PDA Letter: What advice do you have regarding safety assessments for extractables/leachables?

Mellon: My advice to organizations preparing submissions to regulatory authorities, such as the FDA, is to be extremely clear in how your assessments were designed.

Explain in detail how you designed the qualification program and how you leveraged the extraction study results to inform the design of your leachable study. Explain why you chose the solvents and extraction conditions utilized. Explain how you determined your analytical evaluation threshold and your Limit of Quantitation (LOQ). Make sure your analytical evaluation threshold is consistent with the review division’s safety concern threshold expectations. Provide a summary table of the compounds detected, their concentrations, the maximum daily dose that would result from use of the product, and the confidence in the identification of the compound. Evaluate at least three batches of the final to-be-marketed drug product over stability, and include multiple time points to identify trends over time. Submit study reports with an integrated discussion including hyperlinks to the individual study reports, which should clearly show how the data were generated and integrated to justify your approach. Refer to USP chapters <1663> on extraction studies and <1664> on leachable studies which provide excellent discussions of best practices for extractable and leachable studies consistent with the PQRI recommendations.

From a toxicology perspective, if you are relying upon a PDE/ADI assessment, explain why you chose the pivotal toxicology studies you did, including safety factors and provide copies of all references cited. Finally, don’t wait until late in development to begin planning these studies. The extractable leachable assessment should be built into the long-term stability studies, just like drug product degradants. Adequate planning and discussion with the Agency ahead of time is crucial to success.

PDA Letter: When would a post-marketing leachable assessment be needed?
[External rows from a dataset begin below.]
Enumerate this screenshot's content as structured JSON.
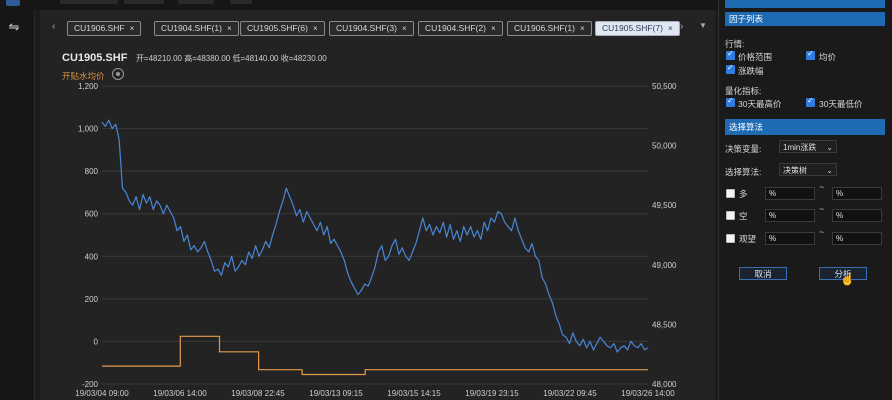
{
  "tabs": {
    "prev_arrow": "‹",
    "next_arrow": "›",
    "menu_arrow": "▼",
    "close_glyph": "×",
    "items": [
      {
        "label": "CU1906.SHF",
        "active": false
      },
      {
        "label": "CU1904.SHF(1)",
        "active": false
      },
      {
        "label": "CU1905.SHF(6)",
        "active": false
      },
      {
        "label": "CU1904.SHF(3)",
        "active": false
      },
      {
        "label": "CU1904.SHF(2)",
        "active": false
      },
      {
        "label": "CU1906.SHF(1)",
        "active": false
      },
      {
        "label": "CU1905.SHF(7)",
        "active": true
      }
    ]
  },
  "chart_header": {
    "symbol": "CU1905.SHF",
    "ohlc": "开=48210.00  高=48380.00  低=48140.00  收=48230.00",
    "indicator": "开贴水均价"
  },
  "chart_data": {
    "type": "line",
    "x_tick_labels": [
      "19/03/04 09:00",
      "19/03/06 14:00",
      "19/03/08 22:45",
      "19/03/13 09:15",
      "19/03/15 14:15",
      "19/03/19 23:15",
      "19/03/22 09:45",
      "19/03/26 14:00"
    ],
    "left_axis": {
      "ticks": [
        "1,200",
        "1,000",
        "800",
        "600",
        "400",
        "200",
        "0",
        "-200"
      ],
      "range": [
        -200,
        1200
      ]
    },
    "right_axis": {
      "ticks": [
        "50,500",
        "50,000",
        "49,500",
        "49,000",
        "48,500",
        "48,000"
      ],
      "range": [
        48000,
        50500
      ]
    },
    "series": [
      {
        "axis": "left",
        "color": "#4a86d6",
        "values": [
          1030,
          1010,
          1040,
          1000,
          1020,
          950,
          720,
          700,
          660,
          640,
          680,
          620,
          690,
          650,
          680,
          620,
          660,
          640,
          600,
          640,
          610,
          580,
          520,
          540,
          470,
          500,
          430,
          450,
          420,
          440,
          470,
          420,
          380,
          330,
          340,
          310,
          370,
          350,
          400,
          330,
          350,
          380,
          360,
          420,
          390,
          450,
          400,
          430,
          470,
          440,
          500,
          550,
          610,
          660,
          720,
          680,
          640,
          590,
          620,
          560,
          610,
          580,
          550,
          520,
          560,
          500,
          540,
          460,
          480,
          450,
          420,
          380,
          320,
          280,
          250,
          220,
          240,
          270,
          260,
          300,
          350,
          420,
          450,
          380,
          400,
          450,
          480,
          410,
          440,
          400,
          380,
          420,
          460,
          520,
          580,
          520,
          550,
          500,
          540,
          510,
          560,
          490,
          550,
          480,
          520,
          470,
          540,
          500,
          540,
          490,
          520,
          480,
          560,
          520,
          580,
          560,
          610,
          600,
          560,
          540,
          520,
          580,
          520,
          480,
          440,
          420,
          460,
          400,
          380,
          300,
          270,
          220,
          180,
          120,
          80,
          30,
          20,
          -10,
          40,
          0,
          -20,
          10,
          -30,
          0,
          -40,
          -10,
          20,
          0,
          -20,
          -30,
          -10,
          -50,
          -30,
          -20,
          -40,
          0,
          -20,
          -30,
          -10,
          -40,
          -30
        ]
      },
      {
        "axis": "right",
        "color": "#e39a4c",
        "values": [
          48150,
          48150,
          48150,
          48150,
          48150,
          48150,
          48150,
          48150,
          48150,
          48150,
          48150,
          48150,
          48150,
          48150,
          48150,
          48150,
          48150,
          48150,
          48150,
          48150,
          48150,
          48150,
          48150,
          48150,
          48150,
          48150,
          48150,
          48150,
          48150,
          48150,
          48150,
          48150,
          48150,
          48150,
          48150,
          48150,
          48400,
          48400,
          48400,
          48400,
          48400,
          48400,
          48400,
          48400,
          48400,
          48400,
          48400,
          48400,
          48400,
          48400,
          48400,
          48400,
          48400,
          48400,
          48270,
          48270,
          48270,
          48270,
          48270,
          48270,
          48270,
          48270,
          48270,
          48270,
          48270,
          48270,
          48270,
          48270,
          48270,
          48270,
          48270,
          48270,
          48120,
          48120,
          48120,
          48120,
          48120,
          48120,
          48120,
          48120,
          48120,
          48120,
          48120,
          48120,
          48120,
          48120,
          48120,
          48120,
          48120,
          48120,
          48120,
          48120,
          48080,
          48080,
          48080,
          48080,
          48080,
          48080,
          48080,
          48080,
          48080,
          48080,
          48080,
          48080,
          48080,
          48080,
          48080,
          48080,
          48080,
          48080,
          48080,
          48080,
          48080,
          48080,
          48080,
          48080,
          48080,
          48080,
          48080,
          48080,
          48080,
          48120,
          48120,
          48120,
          48120,
          48120,
          48120,
          48120,
          48120,
          48120,
          48120,
          48120,
          48120,
          48120,
          48120,
          48120,
          48120,
          48120,
          48120,
          48120,
          48120,
          48120,
          48120,
          48120,
          48120,
          48120,
          48120,
          48120,
          48120,
          48120,
          48120,
          48120,
          48120,
          48120,
          48120,
          48120,
          48120,
          48120,
          48120,
          48120,
          48120,
          48120,
          48120,
          48120,
          48120,
          48120,
          48120,
          48120,
          48120,
          48120,
          48120,
          48120,
          48120,
          48120,
          48120,
          48120,
          48120,
          48120,
          48120,
          48120,
          48120,
          48120,
          48120,
          48120,
          48120,
          48120,
          48120,
          48120,
          48120,
          48120,
          48120,
          48120,
          48120,
          48120,
          48120,
          48120,
          48120,
          48120,
          48120,
          48120,
          48120,
          48120,
          48120,
          48120,
          48120,
          48120,
          48120,
          48120,
          48120,
          48120,
          48120,
          48120,
          48120,
          48120,
          48120,
          48120,
          48120,
          48120,
          48120,
          48120,
          48120,
          48120,
          48120,
          48120,
          48120,
          48120,
          48120,
          48120,
          48120,
          48120,
          48120,
          48120,
          48120,
          48120,
          48120,
          48120,
          48120,
          48120,
          48120,
          48120,
          48120,
          48120,
          48120,
          48120,
          48120,
          48120,
          48120,
          48120,
          48120,
          48120,
          48120,
          48120
        ]
      }
    ]
  },
  "factor_panel": {
    "title": "因子列表",
    "rows_label": "行情:",
    "checks": [
      {
        "label": "价格范围",
        "checked": true
      },
      {
        "label": "均价",
        "checked": true
      },
      {
        "label": "涨跌幅",
        "checked": true
      }
    ],
    "quant_label": "量化指标:",
    "quant_checks": [
      {
        "label": "30天最高价",
        "checked": true
      },
      {
        "label": "30天最低价",
        "checked": true
      }
    ]
  },
  "algo_panel": {
    "title": "选择算法",
    "decision_label": "决策变量:",
    "decision_value": "1min涨跌",
    "algo_label": "选择算法:",
    "algo_value": "决策树",
    "conditions": [
      {
        "label": "多",
        "from": "%",
        "to": "%"
      },
      {
        "label": "空",
        "from": "%",
        "to": "%"
      },
      {
        "label": "观望",
        "from": "%",
        "to": "%"
      }
    ],
    "tilde": "~",
    "cancel_label": "取消",
    "analyze_label": "分析"
  }
}
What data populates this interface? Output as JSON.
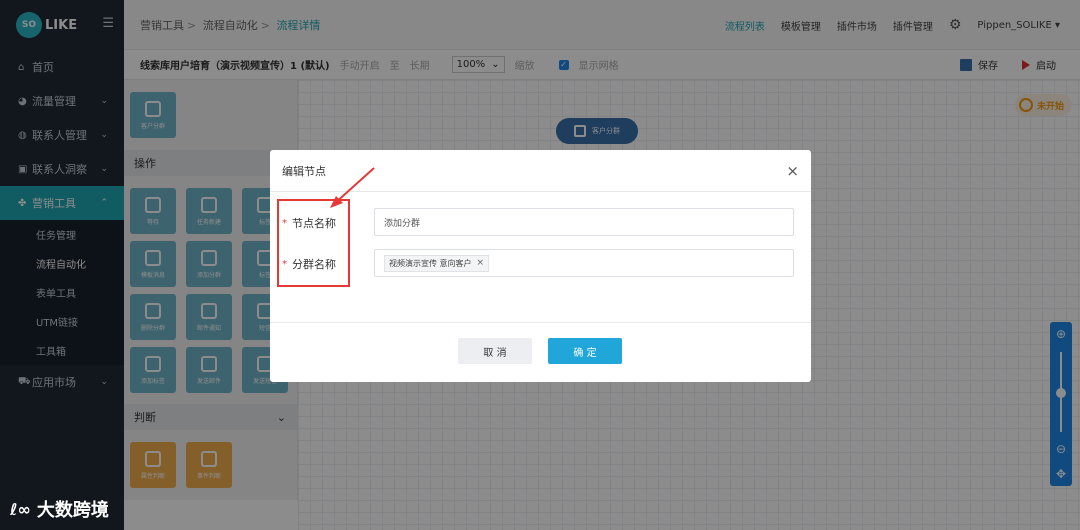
{
  "logo": {
    "badge": "SO",
    "text": "LIKE"
  },
  "sidebar": {
    "items": [
      {
        "icon": "home-icon",
        "glyph": "⌂",
        "label": "首页"
      },
      {
        "icon": "pie-icon",
        "glyph": "◕",
        "label": "流量管理"
      },
      {
        "icon": "users-icon",
        "glyph": "◍",
        "label": "联系人管理"
      },
      {
        "icon": "idcard-icon",
        "glyph": "▣",
        "label": "联系人洞察"
      },
      {
        "icon": "share-icon",
        "glyph": "✤",
        "label": "营销工具"
      }
    ],
    "sub": [
      "任务管理",
      "流程自动化",
      "表单工具",
      "UTM链接",
      "工具箱"
    ],
    "app_market": {
      "icon": "cart-icon",
      "glyph": "⛟",
      "label": "应用市场"
    }
  },
  "breadcrumb": {
    "a": "营销工具",
    "b": "流程自动化",
    "c": "流程详情"
  },
  "top_links": [
    "流程列表",
    "模板管理",
    "插件市场",
    "插件管理"
  ],
  "user": "Pippen_SOLIKE",
  "toolbar": {
    "flow_title": "线索库用户培育（演示视频宣传）1 (默认)",
    "start": "手动开启",
    "to": "至",
    "end": "长期",
    "zoom": "100%",
    "zoom_label": "缩放",
    "grid_label": "显示网格",
    "save": "保存",
    "run": "启动"
  },
  "palette": {
    "top_tile": "客户分群",
    "ops_title": "操作",
    "ops_tiles": [
      "等待",
      "任务新建",
      "标签",
      "模板消息",
      "添加分群",
      "标签",
      "删除分群",
      "邮件通知",
      "短信",
      "添加标签",
      "发送邮件",
      "发送短信"
    ],
    "judge_title": "判断",
    "judge_tiles": [
      "属性判断",
      "事件判断"
    ]
  },
  "canvas": {
    "node_label": "客户分群",
    "status": "未开始"
  },
  "modal": {
    "title": "编辑节点",
    "close": "×",
    "req": "*",
    "field1_label": "节点名称",
    "field1_value": "添加分群",
    "field2_label": "分群名称",
    "field2_tag": "视频演示宣传 意向客户",
    "tag_close": "×",
    "cancel": "取 消",
    "ok": "确 定"
  },
  "watermark": "大数跨境"
}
Mellon: Even after approval of a product, it is not unusual for changes in the manufacturing process to trigger the need for new leachable studies. These data are almost always necessary prior to approval of a new chemistry supplement. A change in the components of the container closure system certainly require reassessment of the original extractable leachable conclusions and likely require new data. But other smaller changes in the manufacturing process may also require reassessment of the existing extractable leachable data and may well require new studies. Examples include: changes in excipients in the drug product formulation, changes in raw material suppliers, changes in sterilization methods, storage conditions, or shelf-life, and even changes to the upstream manufacturing process. Each of these can result in changes in the extractable leachable profile, potentially even introducing new chemicals and require reassessment of the existing toxicological risk assessments. Any changes should be accompanied by a thorough discussion of the existing data and, as needed, new stability studies or perhaps bridging studies to ensure that the container closure system is still adequately qualified for its intended use. It may be possible, depending on the nature of the change, to design a bridging study or use a simulation study to address minor changes, if there are adequate data to create a bridge. Planning ahead and obtaining Agency feedback on your plan will hopefully prevent unnecessary delays in implementation of manufacturing changes.